> **EXERCISE BRIEF**:
Repeat the listing that follows exactly. Pictures are not part of the copy.

> **THE INPUT**:
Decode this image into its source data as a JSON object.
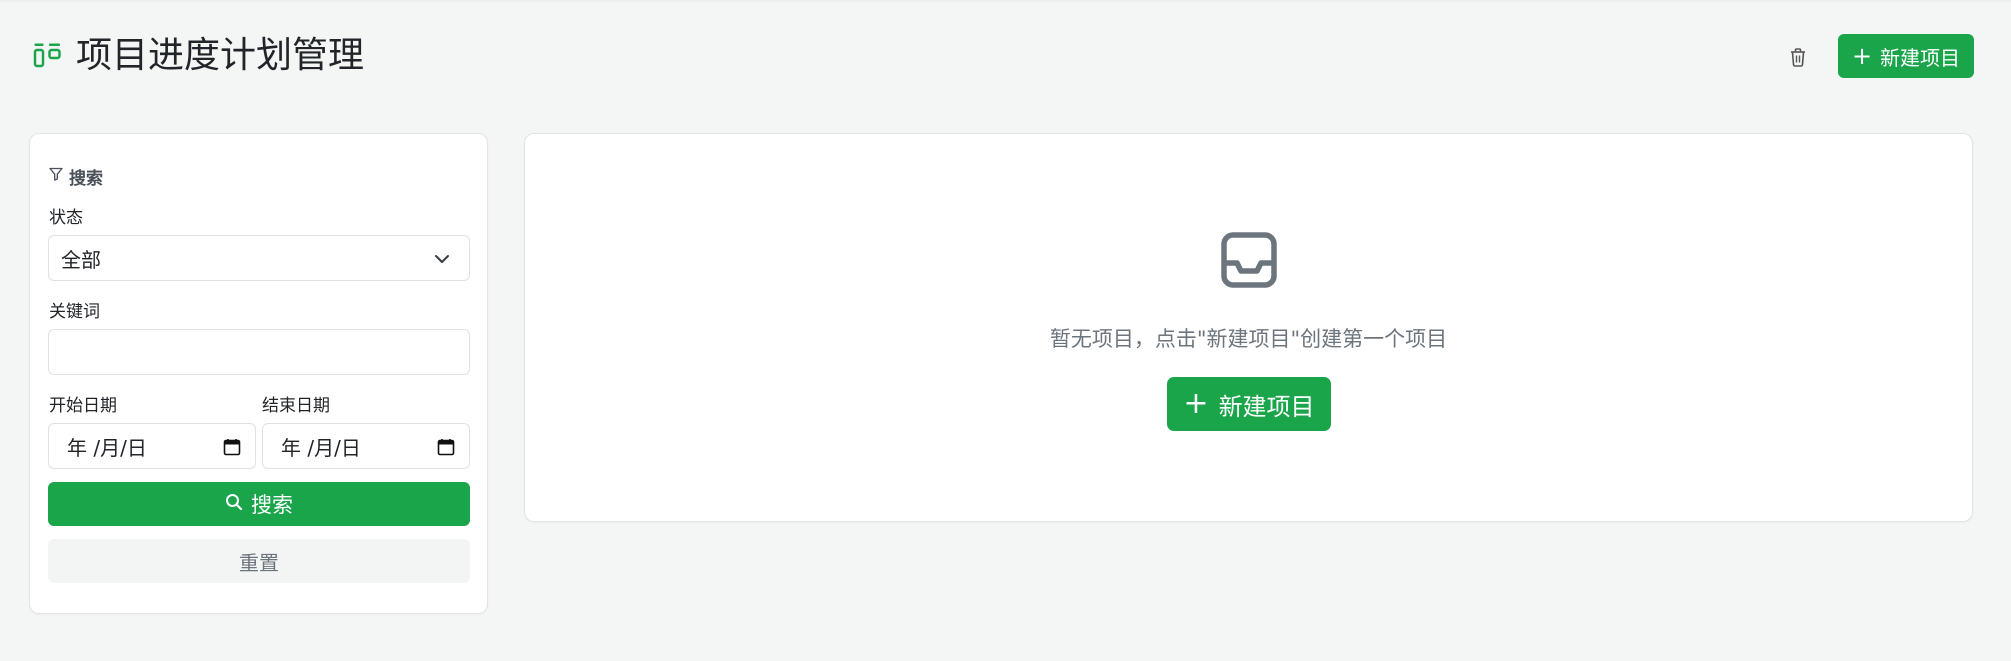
{
  "header": {
    "title": "项目进度计划管理",
    "new_project_label": "新建项目",
    "icons": {
      "app": "kanban-icon",
      "trash": "trash-icon",
      "plus": "plus-icon"
    }
  },
  "sidebar": {
    "section_title": "搜索",
    "status_label": "状态",
    "status_value": "全部",
    "keyword_label": "关键词",
    "keyword_value": "",
    "start_date_label": "开始日期",
    "end_date_label": "结束日期",
    "date_placeholder": "年 /月/日",
    "search_label": "搜索",
    "reset_label": "重置"
  },
  "main": {
    "empty_message": "暂无项目，点击\"新建项目\"创建第一个项目",
    "new_project_label": "新建项目"
  },
  "colors": {
    "accent": "#1aa54b",
    "page_bg": "#f4f6f5",
    "muted_text": "#6c757d",
    "icon_gray": "#6c757d"
  }
}
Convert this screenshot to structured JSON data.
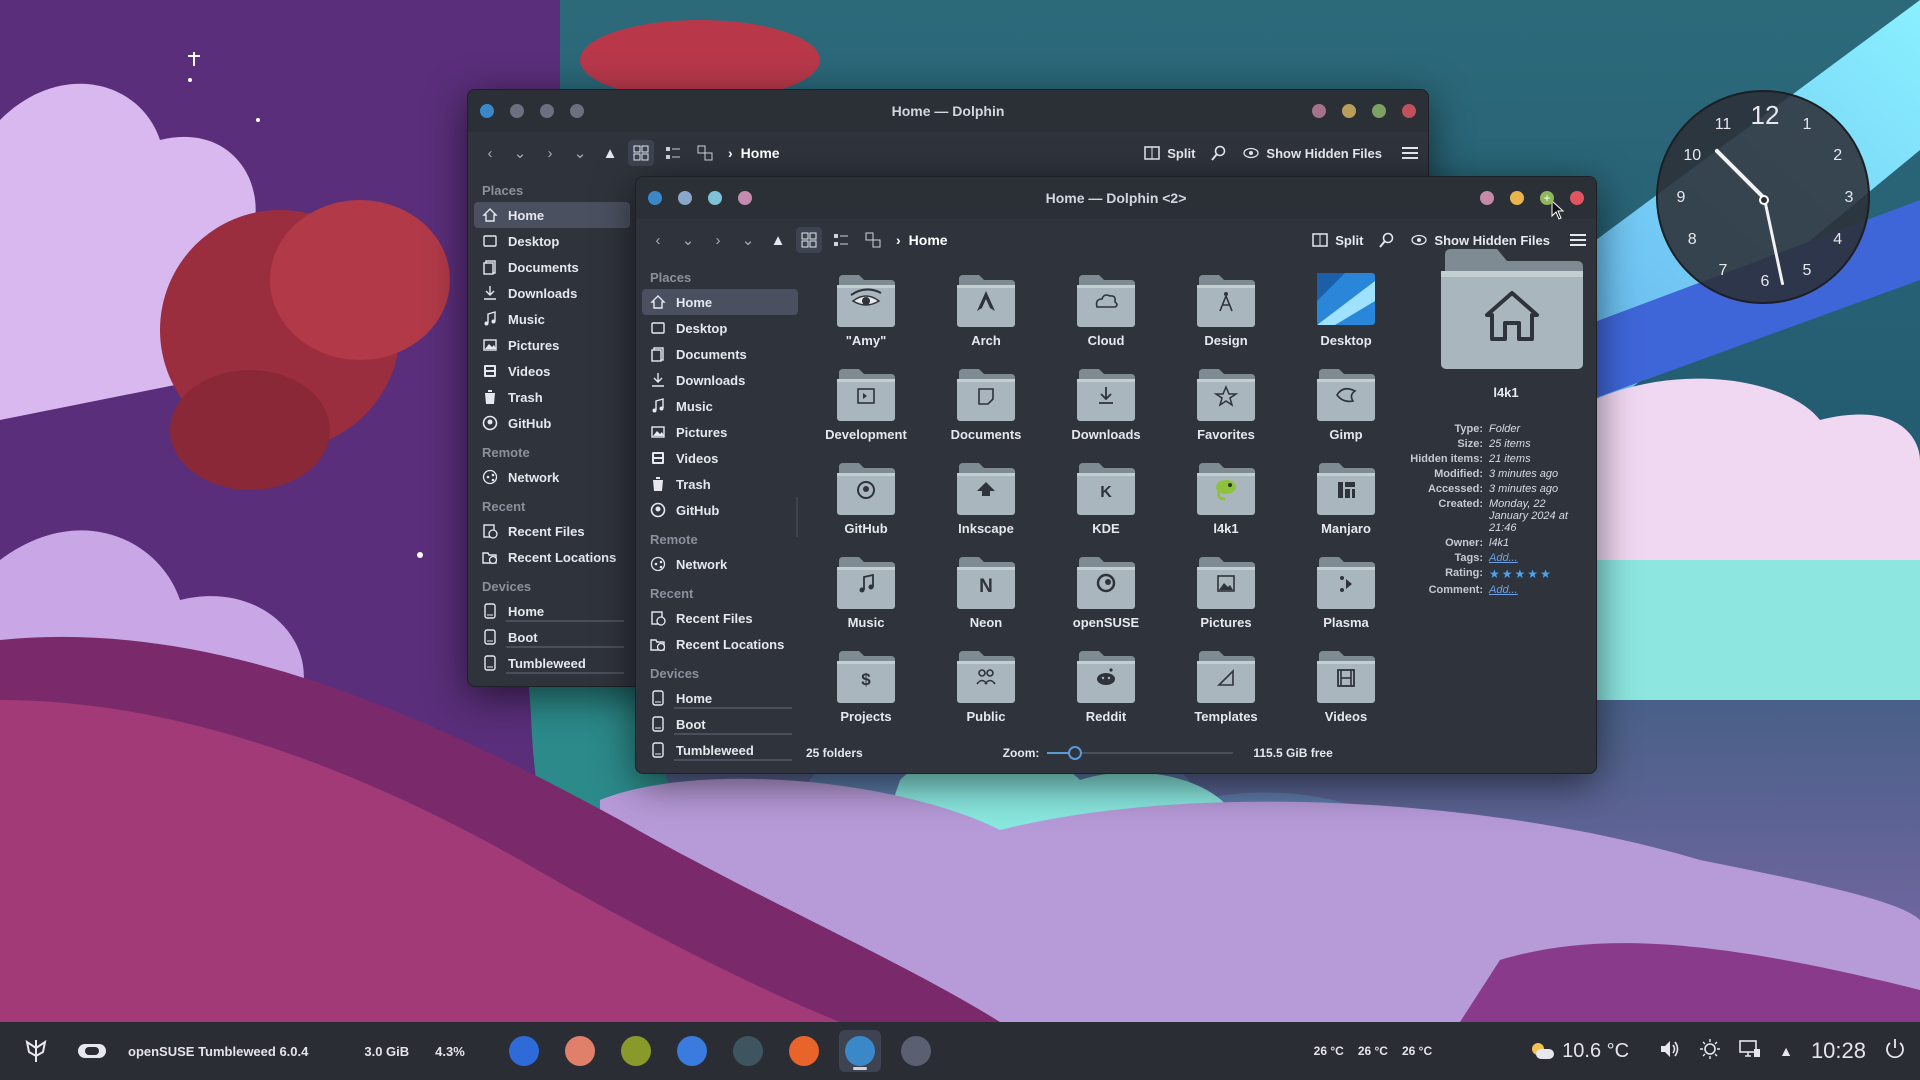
{
  "back_window": {
    "title": "Home — Dolphin",
    "breadcrumb": "Home",
    "toolbar": {
      "split_label": "Split",
      "hidden_label": "Show Hidden Files"
    },
    "places_header": "Places",
    "places": [
      {
        "label": "Home",
        "icon": "home-icon"
      },
      {
        "label": "Desktop",
        "icon": "desktop-icon"
      },
      {
        "label": "Documents",
        "icon": "documents-icon"
      },
      {
        "label": "Downloads",
        "icon": "downloads-icon"
      },
      {
        "label": "Music",
        "icon": "music-icon"
      },
      {
        "label": "Pictures",
        "icon": "pictures-icon"
      },
      {
        "label": "Videos",
        "icon": "videos-icon"
      },
      {
        "label": "Trash",
        "icon": "trash-icon"
      },
      {
        "label": "GitHub",
        "icon": "github-icon"
      }
    ],
    "remote_header": "Remote",
    "remote": [
      {
        "label": "Network",
        "icon": "network-icon"
      }
    ],
    "recent_header": "Recent",
    "recent": [
      {
        "label": "Recent Files",
        "icon": "recent-files-icon"
      },
      {
        "label": "Recent Locations",
        "icon": "recent-locations-icon"
      }
    ],
    "devices_header": "Devices",
    "devices": [
      {
        "label": "Home",
        "icon": "drive-icon"
      },
      {
        "label": "Boot",
        "icon": "drive-icon"
      },
      {
        "label": "Tumbleweed",
        "icon": "drive-icon"
      }
    ]
  },
  "front_window": {
    "title": "Home — Dolphin <2>",
    "breadcrumb": "Home",
    "toolbar": {
      "split_label": "Split",
      "hidden_label": "Show Hidden Files"
    },
    "places_header": "Places",
    "places": [
      {
        "label": "Home",
        "icon": "home-icon"
      },
      {
        "label": "Desktop",
        "icon": "desktop-icon"
      },
      {
        "label": "Documents",
        "icon": "documents-icon"
      },
      {
        "label": "Downloads",
        "icon": "downloads-icon"
      },
      {
        "label": "Music",
        "icon": "music-icon"
      },
      {
        "label": "Pictures",
        "icon": "pictures-icon"
      },
      {
        "label": "Videos",
        "icon": "videos-icon"
      },
      {
        "label": "Trash",
        "icon": "trash-icon"
      },
      {
        "label": "GitHub",
        "icon": "github-icon"
      }
    ],
    "remote_header": "Remote",
    "remote": [
      {
        "label": "Network",
        "icon": "network-icon"
      }
    ],
    "recent_header": "Recent",
    "recent": [
      {
        "label": "Recent Files",
        "icon": "recent-files-icon"
      },
      {
        "label": "Recent Locations",
        "icon": "recent-locations-icon"
      }
    ],
    "devices_header": "Devices",
    "devices": [
      {
        "label": "Home",
        "icon": "drive-icon"
      },
      {
        "label": "Boot",
        "icon": "drive-icon"
      },
      {
        "label": "Tumbleweed",
        "icon": "drive-icon"
      }
    ],
    "folders": [
      {
        "name": "\"Amy\"",
        "icon": "eye-icon"
      },
      {
        "name": "Arch",
        "icon": "arch-icon"
      },
      {
        "name": "Cloud",
        "icon": "cloud-icon"
      },
      {
        "name": "Design",
        "icon": "compass-icon"
      },
      {
        "name": "Desktop",
        "icon": "desktop-wallpaper-icon"
      },
      {
        "name": "Development",
        "icon": "terminal-icon"
      },
      {
        "name": "Documents",
        "icon": "document-icon"
      },
      {
        "name": "Downloads",
        "icon": "download-icon"
      },
      {
        "name": "Favorites",
        "icon": "star-icon"
      },
      {
        "name": "Gimp",
        "icon": "gimp-icon"
      },
      {
        "name": "GitHub",
        "icon": "github-icon"
      },
      {
        "name": "Inkscape",
        "icon": "inkscape-icon"
      },
      {
        "name": "KDE",
        "icon": "kde-icon"
      },
      {
        "name": "l4k1",
        "icon": "chameleon-icon"
      },
      {
        "name": "Manjaro",
        "icon": "manjaro-icon"
      },
      {
        "name": "Music",
        "icon": "music-note-icon"
      },
      {
        "name": "Neon",
        "icon": "neon-icon"
      },
      {
        "name": "openSUSE",
        "icon": "opensuse-icon"
      },
      {
        "name": "Pictures",
        "icon": "image-icon"
      },
      {
        "name": "Plasma",
        "icon": "plasma-icon"
      },
      {
        "name": "Projects",
        "icon": "dollar-icon"
      },
      {
        "name": "Public",
        "icon": "people-icon"
      },
      {
        "name": "Reddit",
        "icon": "reddit-icon"
      },
      {
        "name": "Templates",
        "icon": "template-icon"
      },
      {
        "name": "Videos",
        "icon": "film-icon"
      }
    ],
    "info_panel": {
      "name": "l4k1",
      "rows": [
        {
          "key": "Type:",
          "value": "Folder"
        },
        {
          "key": "Size:",
          "value": "25 items"
        },
        {
          "key": "Hidden items:",
          "value": "21 items"
        },
        {
          "key": "Modified:",
          "value": "3 minutes ago"
        },
        {
          "key": "Accessed:",
          "value": "3 minutes ago"
        },
        {
          "key": "Created:",
          "value": "Monday, 22 January 2024 at 21:46"
        },
        {
          "key": "Owner:",
          "value": "l4k1"
        }
      ],
      "tags_key": "Tags:",
      "tags_value": "Add...",
      "rating_key": "Rating:",
      "rating": 5,
      "rating_max": 5,
      "comment_key": "Comment:",
      "comment_value": "Add..."
    },
    "status": {
      "folders": "25 folders",
      "zoom_label": "Zoom:",
      "zoom_level": 0.15,
      "free": "115.5 GiB free"
    }
  },
  "clock": {
    "numbers": [
      "12",
      "1",
      "2",
      "3",
      "4",
      "5",
      "6",
      "7",
      "8",
      "9",
      "10",
      "11"
    ],
    "time": "10:28"
  },
  "taskbar": {
    "distro": "openSUSE Tumbleweed 6.0.4",
    "memory": "3.0 GiB",
    "cpu": "4.3%",
    "apps": [
      {
        "name": "system-monitor-icon",
        "color": "#2f6bd8"
      },
      {
        "name": "discover-icon",
        "color": "#e0806a"
      },
      {
        "name": "gecko-icon",
        "color": "#8a9a2a"
      },
      {
        "name": "shop-icon",
        "color": "#3a7be0"
      },
      {
        "name": "settings-icon",
        "color": "#3e5560"
      },
      {
        "name": "firefox-icon",
        "color": "#e8642a"
      },
      {
        "name": "dolphin-icon",
        "color": "#3b88c9"
      },
      {
        "name": "tools-icon",
        "color": "#5a5f72"
      }
    ],
    "temps": [
      "26 °C",
      "26 °C",
      "26 °C"
    ],
    "weather": "10.6 °C",
    "time": "10:28"
  },
  "colors": {
    "close": "#e05561",
    "minimize": "#e8b44b",
    "maximize": "#8fb85c",
    "accent": "#4a5060"
  }
}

> **FINISHED EXERCISE**:
Decode this image into its source data as a JSON object.
{
  "header": {
    "title": "项目进度计划管理",
    "new_project_label": "新建项目",
    "icons": {
      "app": "kanban-icon",
      "trash": "trash-icon",
      "plus": "plus-icon"
    }
  },
  "sidebar": {
    "section_title": "搜索",
    "status_label": "状态",
    "status_value": "全部",
    "keyword_label": "关键词",
    "keyword_value": "",
    "start_date_label": "开始日期",
    "end_date_label": "结束日期",
    "date_placeholder": "年 /月/日",
    "search_label": "搜索",
    "reset_label": "重置"
  },
  "main": {
    "empty_message": "暂无项目，点击\"新建项目\"创建第一个项目",
    "new_project_label": "新建项目"
  },
  "colors": {
    "accent": "#1aa54b",
    "page_bg": "#f4f6f5",
    "muted_text": "#6c757d",
    "icon_gray": "#6c757d"
  }
}
Convert this screenshot to structured JSON data.
{
  "back_window": {
    "title": "Home — Dolphin",
    "breadcrumb": "Home",
    "toolbar": {
      "split_label": "Split",
      "hidden_label": "Show Hidden Files"
    },
    "places_header": "Places",
    "places": [
      {
        "label": "Home",
        "icon": "home-icon"
      },
      {
        "label": "Desktop",
        "icon": "desktop-icon"
      },
      {
        "label": "Documents",
        "icon": "documents-icon"
      },
      {
        "label": "Downloads",
        "icon": "downloads-icon"
      },
      {
        "label": "Music",
        "icon": "music-icon"
      },
      {
        "label": "Pictures",
        "icon": "pictures-icon"
      },
      {
        "label": "Videos",
        "icon": "videos-icon"
      },
      {
        "label": "Trash",
        "icon": "trash-icon"
      },
      {
        "label": "GitHub",
        "icon": "github-icon"
      }
    ],
    "remote_header": "Remote",
    "remote": [
      {
        "label": "Network",
        "icon": "network-icon"
      }
    ],
    "recent_header": "Recent",
    "recent": [
      {
        "label": "Recent Files",
        "icon": "recent-files-icon"
      },
      {
        "label": "Recent Locations",
        "icon": "recent-locations-icon"
      }
    ],
    "devices_header": "Devices",
    "devices": [
      {
        "label": "Home",
        "icon": "drive-icon"
      },
      {
        "label": "Boot",
        "icon": "drive-icon"
      },
      {
        "label": "Tumbleweed",
        "icon": "drive-icon"
      }
    ]
  },
  "front_window": {
    "title": "Home — Dolphin <2>",
    "breadcrumb": "Home",
    "toolbar": {
      "split_label": "Split",
      "hidden_label": "Show Hidden Files"
    },
    "places_header": "Places",
    "places": [
      {
        "label": "Home",
        "icon": "home-icon"
      },
      {
        "label": "Desktop",
        "icon": "desktop-icon"
      },
      {
        "label": "Documents",
        "icon": "documents-icon"
      },
      {
        "label": "Downloads",
        "icon": "downloads-icon"
      },
      {
        "label": "Music",
        "icon": "music-icon"
      },
      {
        "label": "Pictures",
        "icon": "pictures-icon"
      },
      {
        "label": "Videos",
        "icon": "videos-icon"
      },
      {
        "label": "Trash",
        "icon": "trash-icon"
      },
      {
        "label": "GitHub",
        "icon": "github-icon"
      }
    ],
    "remote_header": "Remote",
    "remote": [
      {
        "label": "Network",
        "icon": "network-icon"
      }
    ],
    "recent_header": "Recent",
    "recent": [
      {
        "label": "Recent Files",
        "icon": "recent-files-icon"
      },
      {
        "label": "Recent Locations",
        "icon": "recent-locations-icon"
      }
    ],
    "devices_header": "Devices",
    "devices": [
      {
        "label": "Home",
        "icon": "drive-icon"
      },
      {
        "label": "Boot",
        "icon": "drive-icon"
      },
      {
        "label": "Tumbleweed",
        "icon": "drive-icon"
      }
    ],
    "folders": [
      {
        "name": "\"Amy\"",
        "icon": "eye-icon"
      },
      {
        "name": "Arch",
        "icon": "arch-icon"
      },
      {
        "name": "Cloud",
        "icon": "cloud-icon"
      },
      {
        "name": "Design",
        "icon": "compass-icon"
      },
      {
        "name": "Desktop",
        "icon": "desktop-wallpaper-icon"
      },
      {
        "name": "Development",
        "icon": "terminal-icon"
      },
      {
        "name": "Documents",
        "icon": "document-icon"
      },
      {
        "name": "Downloads",
        "icon": "download-icon"
      },
      {
        "name": "Favorites",
        "icon": "star-icon"
      },
      {
        "name": "Gimp",
        "icon": "gimp-icon"
      },
      {
        "name": "GitHub",
        "icon": "github-icon"
      },
      {
        "name": "Inkscape",
        "icon": "inkscape-icon"
      },
      {
        "name": "KDE",
        "icon": "kde-icon"
      },
      {
        "name": "l4k1",
        "icon": "chameleon-icon"
      },
      {
        "name": "Manjaro",
        "icon": "manjaro-icon"
      },
      {
        "name": "Music",
        "icon": "music-note-icon"
      },
      {
        "name": "Neon",
        "icon": "neon-icon"
      },
      {
        "name": "openSUSE",
        "icon": "opensuse-icon"
      },
      {
        "name": "Pictures",
        "icon": "image-icon"
      },
      {
        "name": "Plasma",
        "icon": "plasma-icon"
      },
      {
        "name": "Projects",
        "icon": "dollar-icon"
      },
      {
        "name": "Public",
        "icon": "people-icon"
      },
      {
        "name": "Reddit",
        "icon": "reddit-icon"
      },
      {
        "name": "Templates",
        "icon": "template-icon"
      },
      {
        "name": "Videos",
        "icon": "film-icon"
      }
    ],
    "info_panel": {
      "name": "l4k1",
      "rows": [
        {
          "key": "Type:",
          "value": "Folder"
        },
        {
          "key": "Size:",
          "value": "25 items"
        },
        {
          "key": "Hidden items:",
          "value": "21 items"
        },
        {
          "key": "Modified:",
          "value": "3 minutes ago"
        },
        {
          "key": "Accessed:",
          "value": "3 minutes ago"
        },
        {
          "key": "Created:",
          "value": "Monday, 22 January 2024 at 21:46"
        },
        {
          "key": "Owner:",
          "value": "l4k1"
        }
      ],
      "tags_key": "Tags:",
      "tags_value": "Add...",
      "rating_key": "Rating:",
      "rating": 5,
      "rating_max": 5,
      "comment_key": "Comment:",
      "comment_value": "Add..."
    },
    "status": {
      "folders": "25 folders",
      "zoom_label": "Zoom:",
      "zoom_level": 0.15,
      "free": "115.5 GiB free"
    }
  },
  "clock": {
    "numbers": [
      "12",
      "1",
      "2",
      "3",
      "4",
      "5",
      "6",
      "7",
      "8",
      "9",
      "10",
      "11"
    ],
    "time": "10:28"
  },
  "taskbar": {
    "distro": "openSUSE Tumbleweed 6.0.4",
    "memory": "3.0 GiB",
    "cpu": "4.3%",
    "apps": [
      {
        "name": "system-monitor-icon",
        "color": "#2f6bd8"
      },
      {
        "name": "discover-icon",
        "color": "#e0806a"
      },
      {
        "name": "gecko-icon",
        "color": "#8a9a2a"
      },
      {
        "name": "shop-icon",
        "color": "#3a7be0"
      },
      {
        "name": "settings-icon",
        "color": "#3e5560"
      },
      {
        "name": "firefox-icon",
        "color": "#e8642a"
      },
      {
        "name": "dolphin-icon",
        "color": "#3b88c9"
      },
      {
        "name": "tools-icon",
        "color": "#5a5f72"
      }
    ],
    "temps": [
      "26 °C",
      "26 °C",
      "26 °C"
    ],
    "weather": "10.6 °C",
    "time": "10:28"
  },
  "colors": {
    "close": "#e05561",
    "minimize": "#e8b44b",
    "maximize": "#8fb85c",
    "accent": "#4a5060"
  }
}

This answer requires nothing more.